Bear in mind when you read this that I consider myself a feminist and not at all a prude. That said, I was thrilled to read today about Wendy Shalit, the author of The Good Girl’s Revolution: Young Rebels with Self-Esteem and High Standards. She contrasts the concern about sexual repression in the 1960’s with the sexual pressure of today.
The current norm of casual sex and blatant exhibitionism, has left young people with shaky foundations and negative feelings which they repress just to go along with the crowd.
While society is sending young people an unhealthy message to present themselves as sex objects, Wendy Shalit asserts that an increasing number of young women (as well as men) are rejecting the culture of sexual liberation established by their parent’s generation.

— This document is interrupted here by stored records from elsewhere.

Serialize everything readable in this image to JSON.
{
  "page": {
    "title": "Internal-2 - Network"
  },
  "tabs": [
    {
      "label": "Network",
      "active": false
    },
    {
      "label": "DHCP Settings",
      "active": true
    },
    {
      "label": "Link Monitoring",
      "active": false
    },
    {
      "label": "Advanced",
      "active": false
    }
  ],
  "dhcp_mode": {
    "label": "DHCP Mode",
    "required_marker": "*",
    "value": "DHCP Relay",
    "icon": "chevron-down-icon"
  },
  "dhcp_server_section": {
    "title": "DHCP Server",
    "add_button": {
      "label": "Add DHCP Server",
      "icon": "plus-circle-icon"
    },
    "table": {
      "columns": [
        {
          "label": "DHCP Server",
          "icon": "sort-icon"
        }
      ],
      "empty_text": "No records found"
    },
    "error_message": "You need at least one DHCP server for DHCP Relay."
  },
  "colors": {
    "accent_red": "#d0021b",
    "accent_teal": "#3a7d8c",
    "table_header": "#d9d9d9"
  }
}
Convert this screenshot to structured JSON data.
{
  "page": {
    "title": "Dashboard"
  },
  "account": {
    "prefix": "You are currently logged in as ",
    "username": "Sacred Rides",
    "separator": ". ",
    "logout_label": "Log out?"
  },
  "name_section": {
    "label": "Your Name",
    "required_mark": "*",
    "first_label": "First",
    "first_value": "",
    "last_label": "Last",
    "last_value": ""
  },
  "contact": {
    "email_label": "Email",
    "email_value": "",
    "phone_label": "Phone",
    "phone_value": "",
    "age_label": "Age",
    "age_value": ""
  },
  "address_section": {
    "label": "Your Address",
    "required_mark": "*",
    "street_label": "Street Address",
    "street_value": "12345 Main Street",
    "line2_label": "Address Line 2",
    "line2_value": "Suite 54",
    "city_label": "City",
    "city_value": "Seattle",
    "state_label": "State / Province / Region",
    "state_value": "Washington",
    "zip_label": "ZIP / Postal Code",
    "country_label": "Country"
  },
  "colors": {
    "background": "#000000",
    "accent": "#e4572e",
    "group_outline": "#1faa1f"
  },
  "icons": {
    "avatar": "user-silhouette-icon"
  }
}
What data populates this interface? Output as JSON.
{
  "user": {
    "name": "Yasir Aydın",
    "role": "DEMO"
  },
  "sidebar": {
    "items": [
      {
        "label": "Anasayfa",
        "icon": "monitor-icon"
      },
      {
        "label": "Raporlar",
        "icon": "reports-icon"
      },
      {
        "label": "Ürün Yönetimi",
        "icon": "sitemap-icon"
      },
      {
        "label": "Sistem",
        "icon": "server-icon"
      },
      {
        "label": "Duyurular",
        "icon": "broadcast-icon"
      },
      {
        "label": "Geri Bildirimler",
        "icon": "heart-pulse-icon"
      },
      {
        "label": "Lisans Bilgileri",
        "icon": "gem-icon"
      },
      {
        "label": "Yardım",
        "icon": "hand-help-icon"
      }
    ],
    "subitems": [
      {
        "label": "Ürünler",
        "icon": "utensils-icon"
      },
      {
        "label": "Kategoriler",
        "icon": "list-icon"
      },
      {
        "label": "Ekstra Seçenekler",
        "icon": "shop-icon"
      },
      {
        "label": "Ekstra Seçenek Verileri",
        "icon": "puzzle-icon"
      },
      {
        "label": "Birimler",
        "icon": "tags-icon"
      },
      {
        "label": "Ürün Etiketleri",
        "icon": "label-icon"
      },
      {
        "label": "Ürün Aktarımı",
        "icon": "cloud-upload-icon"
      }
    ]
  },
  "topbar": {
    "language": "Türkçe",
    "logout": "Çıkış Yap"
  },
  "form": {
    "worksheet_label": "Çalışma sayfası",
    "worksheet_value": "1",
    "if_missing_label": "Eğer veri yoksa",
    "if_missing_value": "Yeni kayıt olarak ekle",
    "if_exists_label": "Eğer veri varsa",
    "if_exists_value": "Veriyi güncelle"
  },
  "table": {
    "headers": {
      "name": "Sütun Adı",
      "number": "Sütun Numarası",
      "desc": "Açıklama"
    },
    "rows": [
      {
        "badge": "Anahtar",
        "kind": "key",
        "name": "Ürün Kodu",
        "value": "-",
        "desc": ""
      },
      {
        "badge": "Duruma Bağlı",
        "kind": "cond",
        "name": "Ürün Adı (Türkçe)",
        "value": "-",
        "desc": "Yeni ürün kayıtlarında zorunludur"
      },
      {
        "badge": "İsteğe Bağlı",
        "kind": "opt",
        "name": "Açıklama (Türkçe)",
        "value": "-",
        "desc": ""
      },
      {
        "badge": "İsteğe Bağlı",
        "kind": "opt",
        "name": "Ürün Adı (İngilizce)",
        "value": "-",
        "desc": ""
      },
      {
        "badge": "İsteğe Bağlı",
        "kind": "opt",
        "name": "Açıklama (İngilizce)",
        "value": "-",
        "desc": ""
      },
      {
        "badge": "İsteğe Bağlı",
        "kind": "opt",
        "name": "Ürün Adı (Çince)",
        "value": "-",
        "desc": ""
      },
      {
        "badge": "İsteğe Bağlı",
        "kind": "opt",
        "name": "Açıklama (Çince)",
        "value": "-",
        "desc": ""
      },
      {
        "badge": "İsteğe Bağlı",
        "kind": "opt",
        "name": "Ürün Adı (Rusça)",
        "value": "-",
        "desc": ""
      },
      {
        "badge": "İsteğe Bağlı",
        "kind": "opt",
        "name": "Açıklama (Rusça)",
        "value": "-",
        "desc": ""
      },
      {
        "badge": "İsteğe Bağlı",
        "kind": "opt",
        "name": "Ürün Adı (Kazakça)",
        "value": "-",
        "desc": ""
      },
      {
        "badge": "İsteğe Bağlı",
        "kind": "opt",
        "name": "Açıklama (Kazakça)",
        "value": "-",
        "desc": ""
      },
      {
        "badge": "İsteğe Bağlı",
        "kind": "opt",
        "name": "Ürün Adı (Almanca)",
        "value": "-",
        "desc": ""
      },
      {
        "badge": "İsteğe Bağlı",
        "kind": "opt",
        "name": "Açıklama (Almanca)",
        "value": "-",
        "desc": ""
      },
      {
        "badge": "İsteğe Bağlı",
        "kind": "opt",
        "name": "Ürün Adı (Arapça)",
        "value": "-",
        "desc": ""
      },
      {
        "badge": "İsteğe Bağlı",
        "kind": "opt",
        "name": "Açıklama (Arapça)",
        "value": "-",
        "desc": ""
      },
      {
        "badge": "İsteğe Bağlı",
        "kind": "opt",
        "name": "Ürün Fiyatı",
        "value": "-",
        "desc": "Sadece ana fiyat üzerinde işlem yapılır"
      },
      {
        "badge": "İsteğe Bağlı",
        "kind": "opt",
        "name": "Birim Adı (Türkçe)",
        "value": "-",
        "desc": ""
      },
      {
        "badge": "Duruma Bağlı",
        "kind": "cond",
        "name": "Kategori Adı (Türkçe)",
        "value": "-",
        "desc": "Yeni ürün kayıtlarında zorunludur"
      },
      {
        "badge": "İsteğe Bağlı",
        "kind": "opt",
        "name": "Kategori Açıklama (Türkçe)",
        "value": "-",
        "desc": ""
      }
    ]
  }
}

“Modesty was seen as just a social construct we could do away with. But modesty is a valuable thing. It’s about having the right to privacy, the right to set boundaries.”
She explains, “Studies are showing that ‘millennials’ have different values than baby boomers.” She tells a story of a group of teenage girls in 2005 who were offended by lewd sayings printed on Abercrombie and Fitch T-shirts and started a boycott of the store, which was supported by thousands, and became known as the “Girlcott” that forced the retailer to remove the offensive shirts from their inventory.
Wendy Shalit unwittingly got going in this field of study when she wrote an article printed in Reader’s Digest about feeling uncomfortable in college sharing dorm bathrooms with boys.
Overwhelmed by the letters thanking her for having the nerve to say so, and stating that they thought they were the only ones to feel that way, she wrote her first book, A Return of Modesty: Discovering the Lost Virtue.
Now even Harvard Business Review is discerning this shift dawning in thought, recently cautioning that marketing campaigns that plan to use sex to sell may well backfire.
I find this all so liberating and refreshing. What we always wanted was equality, but partnered with decency and respect. These young people who are brave enough to combat the glamor of promiscuity and avoid it’s unspoken pain, have my admiration and applause.